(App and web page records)
--- --- ---

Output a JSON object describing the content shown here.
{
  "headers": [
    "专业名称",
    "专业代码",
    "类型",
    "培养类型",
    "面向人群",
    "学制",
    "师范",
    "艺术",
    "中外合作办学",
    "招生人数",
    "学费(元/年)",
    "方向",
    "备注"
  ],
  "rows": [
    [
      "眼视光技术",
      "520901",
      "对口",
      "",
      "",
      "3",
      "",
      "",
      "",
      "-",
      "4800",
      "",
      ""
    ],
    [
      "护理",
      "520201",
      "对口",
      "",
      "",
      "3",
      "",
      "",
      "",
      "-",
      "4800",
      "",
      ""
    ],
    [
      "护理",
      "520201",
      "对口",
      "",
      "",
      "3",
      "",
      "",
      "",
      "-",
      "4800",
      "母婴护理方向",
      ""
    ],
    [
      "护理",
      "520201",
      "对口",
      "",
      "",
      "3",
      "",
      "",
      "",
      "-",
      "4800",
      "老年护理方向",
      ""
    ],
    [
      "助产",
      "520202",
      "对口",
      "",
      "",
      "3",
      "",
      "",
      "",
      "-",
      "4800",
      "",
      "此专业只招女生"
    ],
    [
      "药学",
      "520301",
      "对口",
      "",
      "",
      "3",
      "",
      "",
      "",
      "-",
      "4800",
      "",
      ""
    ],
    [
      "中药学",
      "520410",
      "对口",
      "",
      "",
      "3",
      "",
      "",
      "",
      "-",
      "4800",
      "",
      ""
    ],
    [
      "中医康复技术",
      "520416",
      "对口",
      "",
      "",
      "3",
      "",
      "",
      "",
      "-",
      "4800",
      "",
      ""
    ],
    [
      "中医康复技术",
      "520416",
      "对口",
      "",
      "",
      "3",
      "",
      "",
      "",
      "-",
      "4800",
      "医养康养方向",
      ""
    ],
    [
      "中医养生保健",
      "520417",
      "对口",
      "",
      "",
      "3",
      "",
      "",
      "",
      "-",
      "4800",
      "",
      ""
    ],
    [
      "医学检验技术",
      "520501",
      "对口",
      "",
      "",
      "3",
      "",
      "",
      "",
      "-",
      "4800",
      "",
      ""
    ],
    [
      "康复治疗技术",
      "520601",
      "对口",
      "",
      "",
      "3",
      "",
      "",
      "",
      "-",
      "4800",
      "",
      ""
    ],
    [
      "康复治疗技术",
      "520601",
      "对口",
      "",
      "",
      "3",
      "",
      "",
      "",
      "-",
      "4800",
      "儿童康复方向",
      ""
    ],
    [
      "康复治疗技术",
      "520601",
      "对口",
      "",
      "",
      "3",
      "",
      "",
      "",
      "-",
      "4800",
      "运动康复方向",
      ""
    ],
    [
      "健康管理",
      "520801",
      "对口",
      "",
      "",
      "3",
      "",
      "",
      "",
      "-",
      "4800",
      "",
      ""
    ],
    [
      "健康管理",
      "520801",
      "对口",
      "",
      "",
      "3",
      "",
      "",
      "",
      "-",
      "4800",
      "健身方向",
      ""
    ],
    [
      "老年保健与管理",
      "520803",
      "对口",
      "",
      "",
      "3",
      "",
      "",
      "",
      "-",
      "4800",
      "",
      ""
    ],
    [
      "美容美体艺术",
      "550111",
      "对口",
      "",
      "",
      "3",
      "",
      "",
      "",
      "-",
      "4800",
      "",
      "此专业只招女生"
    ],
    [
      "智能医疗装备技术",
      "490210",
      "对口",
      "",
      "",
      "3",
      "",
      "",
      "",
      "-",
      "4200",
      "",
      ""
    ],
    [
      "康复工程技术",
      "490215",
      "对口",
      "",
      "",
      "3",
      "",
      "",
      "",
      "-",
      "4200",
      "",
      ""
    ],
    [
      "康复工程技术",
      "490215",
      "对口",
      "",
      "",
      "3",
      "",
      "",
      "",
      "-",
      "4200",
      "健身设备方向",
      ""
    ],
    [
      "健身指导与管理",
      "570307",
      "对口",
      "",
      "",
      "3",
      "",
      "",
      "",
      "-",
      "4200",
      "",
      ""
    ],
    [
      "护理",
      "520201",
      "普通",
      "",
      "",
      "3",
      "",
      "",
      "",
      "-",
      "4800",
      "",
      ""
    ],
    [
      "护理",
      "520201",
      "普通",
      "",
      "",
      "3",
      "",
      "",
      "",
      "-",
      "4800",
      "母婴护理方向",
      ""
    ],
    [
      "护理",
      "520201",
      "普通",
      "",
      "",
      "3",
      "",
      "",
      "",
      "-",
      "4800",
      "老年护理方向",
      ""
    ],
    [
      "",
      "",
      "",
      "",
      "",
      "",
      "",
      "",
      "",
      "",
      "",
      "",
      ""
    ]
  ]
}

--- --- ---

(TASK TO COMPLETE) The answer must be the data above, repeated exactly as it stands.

(RESULT OF THE EXERCISE)
Output a JSON object describing the content shown here.
{
  "headers": [
    "专业名称",
    "专业代码",
    "类型",
    "培养类型",
    "面向人群",
    "学制",
    "师范",
    "艺术",
    "中外合作办学",
    "招生人数",
    "学费(元/年)",
    "方向",
    "备注"
  ],
  "rows": [
    [
      "眼视光技术",
      "520901",
      "对口",
      "",
      "",
      "3",
      "",
      "",
      "",
      "-",
      "4800",
      "",
      ""
    ],
    [
      "护理",
      "520201",
      "对口",
      "",
      "",
      "3",
      "",
      "",
      "",
      "-",
      "4800",
      "",
      ""
    ],
    [
      "护理",
      "520201",
      "对口",
      "",
      "",
      "3",
      "",
      "",
      "",
      "-",
      "4800",
      "母婴护理方向",
      ""
    ],
    [
      "护理",
      "520201",
      "对口",
      "",
      "",
      "3",
      "",
      "",
      "",
      "-",
      "4800",
      "老年护理方向",
      ""
    ],
    [
      "助产",
      "520202",
      "对口",
      "",
      "",
      "3",
      "",
      "",
      "",
      "-",
      "4800",
      "",
      "此专业只招女生"
    ],
    [
      "药学",
      "520301",
      "对口",
      "",
      "",
      "3",
      "",
      "",
      "",
      "-",
      "4800",
      "",
      ""
    ],
    [
      "中药学",
      "520410",
      "对口",
      "",
      "",
      "3",
      "",
      "",
      "",
      "-",
      "4800",
      "",
      ""
    ],
    [
      "中医康复技术",
      "520416",
      "对口",
      "",
      "",
      "3",
      "",
      "",
      "",
      "-",
      "4800",
      "",
      ""
    ],
    [
      "中医康复技术",
      "520416",
      "对口",
      "",
      "",
      "3",
      "",
      "",
      "",
      "-",
      "4800",
      "医养康养方向",
      ""
    ],
    [
      "中医养生保健",
      "520417",
      "对口",
      "",
      "",
      "3",
      "",
      "",
      "",
      "-",
      "4800",
      "",
      ""
    ],
    [
      "医学检验技术",
      "520501",
      "对口",
      "",
      "",
      "3",
      "",
      "",
      "",
      "-",
      "4800",
      "",
      ""
    ],
    [
      "康复治疗技术",
      "520601",
      "对口",
      "",
      "",
      "3",
      "",
      "",
      "",
      "-",
      "4800",
      "",
      ""
    ],
    [
      "康复治疗技术",
      "520601",
      "对口",
      "",
      "",
      "3",
      "",
      "",
      "",
      "-",
      "4800",
      "儿童康复方向",
      ""
    ],
    [
      "康复治疗技术",
      "520601",
      "对口",
      "",
      "",
      "3",
      "",
      "",
      "",
      "-",
      "4800",
      "运动康复方向",
      ""
    ],
    [
      "健康管理",
      "520801",
      "对口",
      "",
      "",
      "3",
      "",
      "",
      "",
      "-",
      "4800",
      "",
      ""
    ],
    [
      "健康管理",
      "520801",
      "对口",
      "",
      "",
      "3",
      "",
      "",
      "",
      "-",
      "4800",
      "健身方向",
      ""
    ],
    [
      "老年保健与管理",
      "520803",
      "对口",
      "",
      "",
      "3",
      "",
      "",
      "",
      "-",
      "4800",
      "",
      ""
    ],
    [
      "美容美体艺术",
      "550111",
      "对口",
      "",
      "",
      "3",
      "",
      "",
      "",
      "-",
      "4800",
      "",
      "此专业只招女生"
    ],
    [
      "智能医疗装备技术",
      "490210",
      "对口",
      "",
      "",
      "3",
      "",
      "",
      "",
      "-",
      "4200",
      "",
      ""
    ],
    [
      "康复工程技术",
      "490215",
      "对口",
      "",
      "",
      "3",
      "",
      "",
      "",
      "-",
      "4200",
      "",
      ""
    ],
    [
      "康复工程技术",
      "490215",
      "对口",
      "",
      "",
      "3",
      "",
      "",
      "",
      "-",
      "4200",
      "健身设备方向",
      ""
    ],
    [
      "健身指导与管理",
      "570307",
      "对口",
      "",
      "",
      "3",
      "",
      "",
      "",
      "-",
      "4200",
      "",
      ""
    ],
    [
      "护理",
      "520201",
      "普通",
      "",
      "",
      "3",
      "",
      "",
      "",
      "-",
      "4800",
      "",
      ""
    ],
    [
      "护理",
      "520201",
      "普通",
      "",
      "",
      "3",
      "",
      "",
      "",
      "-",
      "4800",
      "母婴护理方向",
      ""
    ],
    [
      "护理",
      "520201",
      "普通",
      "",
      "",
      "3",
      "",
      "",
      "",
      "-",
      "4800",
      "老年护理方向",
      ""
    ],
    [
      "",
      "",
      "",
      "",
      "",
      "",
      "",
      "",
      "",
      "",
      "",
      "",
      ""
    ]
  ]
}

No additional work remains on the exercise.